Boasting five top-five finishes on the Japan Golf Tour in 2023, 30-year-old Hataji is not only the first player from Japan to win the New Zealand Open but the first from Asia, surpassing the runner-up finishes of countrymen Tomoyo Ikemura (2023) and Hideto Tanihara (2016).

Hataji also becomes the first Japanese winner on the Challenger PGA Tour of Australasia since Isao Oaki won the 1989 Coca-Cola Classic at Royal Melbourne Golf Club.

“It was a really tough day but I have the trophy so I am feeling very happy now,” said Hataji after taking ownership of the Brodie Breeze Trophy.

“I’m happy but he played very well so when his putt missed I felt a bit sorry for him too,” he added of Hend’s final hole misfortune.

Kiwi hope Josh Geary (69) required treatment for his troublesome back on the 12th tee yet battled on gamely to keep himself in the mix.

A birdie at the par-5 17th kept his faint hopes alive, a par at the last earning a share of third with Griffin (70) and Anthony Quayle (67), the fourth top-five finish in his national Open.

“I am absolutely proud of my week, especially as I have lacked international play the last few months,” said Geary.

“To come here and hold my nerve when things weren’t going great is rewarding. Couple of putts here and there and who knows.

“I would love to come back here and get the job done. Sometime we will do it.”
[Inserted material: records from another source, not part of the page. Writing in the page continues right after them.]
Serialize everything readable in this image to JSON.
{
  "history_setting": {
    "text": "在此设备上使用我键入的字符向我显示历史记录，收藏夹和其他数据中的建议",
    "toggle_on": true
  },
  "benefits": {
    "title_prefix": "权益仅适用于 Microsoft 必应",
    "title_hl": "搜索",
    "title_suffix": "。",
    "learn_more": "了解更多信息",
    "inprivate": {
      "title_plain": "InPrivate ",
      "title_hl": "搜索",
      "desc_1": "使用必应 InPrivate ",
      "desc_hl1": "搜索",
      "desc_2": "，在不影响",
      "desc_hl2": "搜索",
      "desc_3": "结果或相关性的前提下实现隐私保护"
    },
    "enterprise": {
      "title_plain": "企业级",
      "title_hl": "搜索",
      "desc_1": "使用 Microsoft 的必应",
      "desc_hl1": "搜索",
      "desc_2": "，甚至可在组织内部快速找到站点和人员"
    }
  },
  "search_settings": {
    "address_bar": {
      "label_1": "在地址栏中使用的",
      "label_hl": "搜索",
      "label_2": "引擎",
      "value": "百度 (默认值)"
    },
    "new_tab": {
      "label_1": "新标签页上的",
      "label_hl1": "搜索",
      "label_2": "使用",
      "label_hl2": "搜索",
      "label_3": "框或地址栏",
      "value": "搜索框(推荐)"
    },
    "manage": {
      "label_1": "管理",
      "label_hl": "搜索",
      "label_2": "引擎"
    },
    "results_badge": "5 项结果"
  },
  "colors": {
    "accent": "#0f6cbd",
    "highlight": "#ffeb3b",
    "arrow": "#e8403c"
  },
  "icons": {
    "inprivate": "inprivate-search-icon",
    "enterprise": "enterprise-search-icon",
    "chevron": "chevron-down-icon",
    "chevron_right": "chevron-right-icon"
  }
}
One back at the start of the final round, Hataji joined Hend and Griffin at 14-under with a birdie at his opening hole and was never headed at the top of the leaderboard.

Australian Ben Wharton rocketed into contention with a final round of 7-under 64, posting 14-under in the clubhouse as the lead groups were just getting their final rounds underway.

That stood until Quayle signed for 15-under but Hataji was always just out of reach.

Hend missed a number of birdie opportunities early in the back nine but drew to within one when he converted a birdie chance from just four feet on the par-4 16th, the hole where he holed out for eagle 24 hours earlier.

Seeking to surpass Kel Nagle as the oldest winner of the New Zealand Open in the modern era, Hend backed up his birdie on 16 with birdie at the par-5 17th to join Hataji at 17-under and set up a thrilling climax for the large crowd gathered around the 18th green.

His tee shot released to the back edge after landing just to the right of the flag, his three putts a cruel way to be denied his own shot at history.

Although they finished two shots shy of the winner, both Quayle and Griffin enhanced their Challenger PGA Tour of Australasia Order of Merit aspirations in Queenstown.

Winner of the Heritage Classic in January, Griffin will pick up 218.67 points to join the race for a DP World Tour card while Quayle picks up his first points in his third start this season.

“It’s my first event back in three months,” said Quayle, who missed the cut at both the Fortinet Australian PGA Championship and ISPS HANDA Australian Open.

“It’s kind of nice to know that the work I’ve been doing in the off-season has been productive and kind of validate where I am in my position in the game a little.”

In the pro-am team competition, Indonesian Jonathan Wijono and amateur partner Jubilant Harmidy shot 14-under 57 in the final round to win by two strokes at 39-under par.